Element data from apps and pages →
◇ ◇ ◇ ◇ ◇ ◇ ◇

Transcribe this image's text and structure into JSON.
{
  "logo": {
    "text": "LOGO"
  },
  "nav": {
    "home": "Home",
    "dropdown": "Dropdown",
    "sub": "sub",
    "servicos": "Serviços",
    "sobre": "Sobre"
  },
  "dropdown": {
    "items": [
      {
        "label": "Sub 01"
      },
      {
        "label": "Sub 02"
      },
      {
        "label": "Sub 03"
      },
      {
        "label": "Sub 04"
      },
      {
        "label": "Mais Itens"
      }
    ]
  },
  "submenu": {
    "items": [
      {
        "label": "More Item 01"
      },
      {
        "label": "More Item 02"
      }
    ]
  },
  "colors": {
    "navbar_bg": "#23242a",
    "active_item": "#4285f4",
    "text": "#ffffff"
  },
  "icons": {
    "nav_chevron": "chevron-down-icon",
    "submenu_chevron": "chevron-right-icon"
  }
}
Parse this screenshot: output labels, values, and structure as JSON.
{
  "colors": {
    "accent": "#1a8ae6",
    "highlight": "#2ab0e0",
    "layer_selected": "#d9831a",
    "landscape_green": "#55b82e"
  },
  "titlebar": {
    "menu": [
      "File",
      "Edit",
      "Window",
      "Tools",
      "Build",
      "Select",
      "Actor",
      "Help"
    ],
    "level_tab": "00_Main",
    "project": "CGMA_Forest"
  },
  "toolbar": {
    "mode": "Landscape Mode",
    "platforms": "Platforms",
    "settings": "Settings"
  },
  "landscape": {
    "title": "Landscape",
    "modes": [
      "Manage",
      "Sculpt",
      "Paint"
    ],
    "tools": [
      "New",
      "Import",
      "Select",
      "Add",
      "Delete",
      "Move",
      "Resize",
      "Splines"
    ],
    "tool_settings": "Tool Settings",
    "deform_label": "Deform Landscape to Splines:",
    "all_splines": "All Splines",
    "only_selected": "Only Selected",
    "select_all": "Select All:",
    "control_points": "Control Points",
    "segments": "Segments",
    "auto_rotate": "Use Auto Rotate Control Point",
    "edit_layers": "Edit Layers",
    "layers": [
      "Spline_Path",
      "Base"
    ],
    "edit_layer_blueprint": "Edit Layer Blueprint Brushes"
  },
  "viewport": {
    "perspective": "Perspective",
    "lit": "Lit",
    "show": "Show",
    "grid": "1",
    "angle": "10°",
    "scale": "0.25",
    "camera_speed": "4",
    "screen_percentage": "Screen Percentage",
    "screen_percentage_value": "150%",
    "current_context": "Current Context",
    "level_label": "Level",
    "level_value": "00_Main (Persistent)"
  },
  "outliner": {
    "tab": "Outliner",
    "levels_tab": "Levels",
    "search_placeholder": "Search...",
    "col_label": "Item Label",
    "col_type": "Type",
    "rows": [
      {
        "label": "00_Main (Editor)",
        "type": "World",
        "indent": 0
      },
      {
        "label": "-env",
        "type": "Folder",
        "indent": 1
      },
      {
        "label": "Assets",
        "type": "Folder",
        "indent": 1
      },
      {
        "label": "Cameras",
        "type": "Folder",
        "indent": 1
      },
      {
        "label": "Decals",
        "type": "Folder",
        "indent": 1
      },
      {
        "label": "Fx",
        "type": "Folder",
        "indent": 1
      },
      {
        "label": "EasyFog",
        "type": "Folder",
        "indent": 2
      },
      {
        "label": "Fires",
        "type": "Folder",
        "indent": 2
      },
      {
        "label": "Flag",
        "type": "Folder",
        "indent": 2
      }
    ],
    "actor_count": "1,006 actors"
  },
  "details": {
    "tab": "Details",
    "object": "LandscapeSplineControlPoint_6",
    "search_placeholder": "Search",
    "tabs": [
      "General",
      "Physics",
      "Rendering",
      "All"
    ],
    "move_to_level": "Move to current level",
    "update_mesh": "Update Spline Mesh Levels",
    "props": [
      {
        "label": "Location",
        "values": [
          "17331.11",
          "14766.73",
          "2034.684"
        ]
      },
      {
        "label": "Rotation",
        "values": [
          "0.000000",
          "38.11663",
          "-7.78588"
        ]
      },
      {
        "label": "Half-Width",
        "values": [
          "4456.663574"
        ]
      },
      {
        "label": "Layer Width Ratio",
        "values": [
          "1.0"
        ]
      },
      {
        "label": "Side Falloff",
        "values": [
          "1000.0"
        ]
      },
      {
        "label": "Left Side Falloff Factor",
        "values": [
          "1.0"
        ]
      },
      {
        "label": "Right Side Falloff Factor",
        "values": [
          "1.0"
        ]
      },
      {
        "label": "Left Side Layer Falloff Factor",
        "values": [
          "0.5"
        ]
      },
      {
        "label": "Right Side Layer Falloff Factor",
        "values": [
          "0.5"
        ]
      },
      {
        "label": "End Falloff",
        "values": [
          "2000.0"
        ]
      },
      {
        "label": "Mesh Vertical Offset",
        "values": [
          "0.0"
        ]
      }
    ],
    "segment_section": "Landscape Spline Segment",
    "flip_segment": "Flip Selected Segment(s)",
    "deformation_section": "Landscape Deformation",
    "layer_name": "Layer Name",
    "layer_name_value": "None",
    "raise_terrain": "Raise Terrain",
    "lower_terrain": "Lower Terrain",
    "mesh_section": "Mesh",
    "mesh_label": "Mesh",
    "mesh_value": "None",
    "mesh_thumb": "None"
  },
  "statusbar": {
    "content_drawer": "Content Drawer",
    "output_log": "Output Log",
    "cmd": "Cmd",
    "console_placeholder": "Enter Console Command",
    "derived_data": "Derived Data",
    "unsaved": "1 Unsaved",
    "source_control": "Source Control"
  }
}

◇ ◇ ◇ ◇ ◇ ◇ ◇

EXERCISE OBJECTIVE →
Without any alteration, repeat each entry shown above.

SOLVED EXERCISE →
Transcribe this image's text and structure into JSON.
{
  "logo": {
    "text": "LOGO"
  },
  "nav": {
    "home": "Home",
    "dropdown": "Dropdown",
    "sub": "sub",
    "servicos": "Serviços",
    "sobre": "Sobre"
  },
  "dropdown": {
    "items": [
      {
        "label": "Sub 01"
      },
      {
        "label": "Sub 02"
      },
      {
        "label": "Sub 03"
      },
      {
        "label": "Sub 04"
      },
      {
        "label": "Mais Itens"
      }
    ]
  },
  "submenu": {
    "items": [
      {
        "label": "More Item 01"
      },
      {
        "label": "More Item 02"
      }
    ]
  },
  "colors": {
    "navbar_bg": "#23242a",
    "active_item": "#4285f4",
    "text": "#ffffff"
  },
  "icons": {
    "nav_chevron": "chevron-down-icon",
    "submenu_chevron": "chevron-right-icon"
  }
}
Parse this screenshot: output labels, values, and structure as JSON.
{
  "colors": {
    "accent": "#1a8ae6",
    "highlight": "#2ab0e0",
    "layer_selected": "#d9831a",
    "landscape_green": "#55b82e"
  },
  "titlebar": {
    "menu": [
      "File",
      "Edit",
      "Window",
      "Tools",
      "Build",
      "Select",
      "Actor",
      "Help"
    ],
    "level_tab": "00_Main",
    "project": "CGMA_Forest"
  },
  "toolbar": {
    "mode": "Landscape Mode",
    "platforms": "Platforms",
    "settings": "Settings"
  },
  "landscape": {
    "title": "Landscape",
    "modes": [
      "Manage",
      "Sculpt",
      "Paint"
    ],
    "tools": [
      "New",
      "Import",
      "Select",
      "Add",
      "Delete",
      "Move",
      "Resize",
      "Splines"
    ],
    "tool_settings": "Tool Settings",
    "deform_label": "Deform Landscape to Splines:",
    "all_splines": "All Splines",
    "only_selected": "Only Selected",
    "select_all": "Select All:",
    "control_points": "Control Points",
    "segments": "Segments",
    "auto_rotate": "Use Auto Rotate Control Point",
    "edit_layers": "Edit Layers",
    "layers": [
      "Spline_Path",
      "Base"
    ],
    "edit_layer_blueprint": "Edit Layer Blueprint Brushes"
  },
  "viewport": {
    "perspective": "Perspective",
    "lit": "Lit",
    "show": "Show",
    "grid": "1",
    "angle": "10°",
    "scale": "0.25",
    "camera_speed": "4",
    "screen_percentage": "Screen Percentage",
    "screen_percentage_value": "150%",
    "current_context": "Current Context",
    "level_label": "Level",
    "level_value": "00_Main (Persistent)"
  },
  "outliner": {
    "tab": "Outliner",
    "levels_tab": "Levels",
    "search_placeholder": "Search...",
    "col_label": "Item Label",
    "col_type": "Type",
    "rows": [
      {
        "label": "00_Main (Editor)",
        "type": "World",
        "indent": 0
      },
      {
        "label": "-env",
        "type": "Folder",
        "indent": 1
      },
      {
        "label": "Assets",
        "type": "Folder",
        "indent": 1
      },
      {
        "label": "Cameras",
        "type": "Folder",
        "indent": 1
      },
      {
        "label": "Decals",
        "type": "Folder",
        "indent": 1
      },
      {
        "label": "Fx",
        "type": "Folder",
        "indent": 1
      },
      {
        "label": "EasyFog",
        "type": "Folder",
        "indent": 2
      },
      {
        "label": "Fires",
        "type": "Folder",
        "indent": 2
      },
      {
        "label": "Flag",
        "type": "Folder",
        "indent": 2
      }
    ],
    "actor_count": "1,006 actors"
  },
  "details": {
    "tab": "Details",
    "object": "LandscapeSplineControlPoint_6",
    "search_placeholder": "Search",
    "tabs": [
      "General",
      "Physics",
      "Rendering",
      "All"
    ],
    "move_to_level": "Move to current level",
    "update_mesh": "Update Spline Mesh Levels",
    "props": [
      {
        "label": "Location",
        "values": [
          "17331.11",
          "14766.73",
          "2034.684"
        ]
      },
      {
        "label": "Rotation",
        "values": [
          "0.000000",
          "38.11663",
          "-7.78588"
        ]
      },
      {
        "label": "Half-Width",
        "values": [
          "4456.663574"
        ]
      },
      {
        "label": "Layer Width Ratio",
        "values": [
          "1.0"
        ]
      },
      {
        "label": "Side Falloff",
        "values": [
          "1000.0"
        ]
      },
      {
        "label": "Left Side Falloff Factor",
        "values": [
          "1.0"
        ]
      },
      {
        "label": "Right Side Falloff Factor",
        "values": [
          "1.0"
        ]
      },
      {
        "label": "Left Side Layer Falloff Factor",
        "values": [
          "0.5"
        ]
      },
      {
        "label": "Right Side Layer Falloff Factor",
        "values": [
          "0.5"
        ]
      },
      {
        "label": "End Falloff",
        "values": [
          "2000.0"
        ]
      },
      {
        "label": "Mesh Vertical Offset",
        "values": [
          "0.0"
        ]
      }
    ],
    "segment_section": "Landscape Spline Segment",
    "flip_segment": "Flip Selected Segment(s)",
    "deformation_section": "Landscape Deformation",
    "layer_name": "Layer Name",
    "layer_name_value": "None",
    "raise_terrain": "Raise Terrain",
    "lower_terrain": "Lower Terrain",
    "mesh_section": "Mesh",
    "mesh_label": "Mesh",
    "mesh_value": "None",
    "mesh_thumb": "None"
  },
  "statusbar": {
    "content_drawer": "Content Drawer",
    "output_log": "Output Log",
    "cmd": "Cmd",
    "console_placeholder": "Enter Console Command",
    "derived_data": "Derived Data",
    "unsaved": "1 Unsaved",
    "source_control": "Source Control"
  }
}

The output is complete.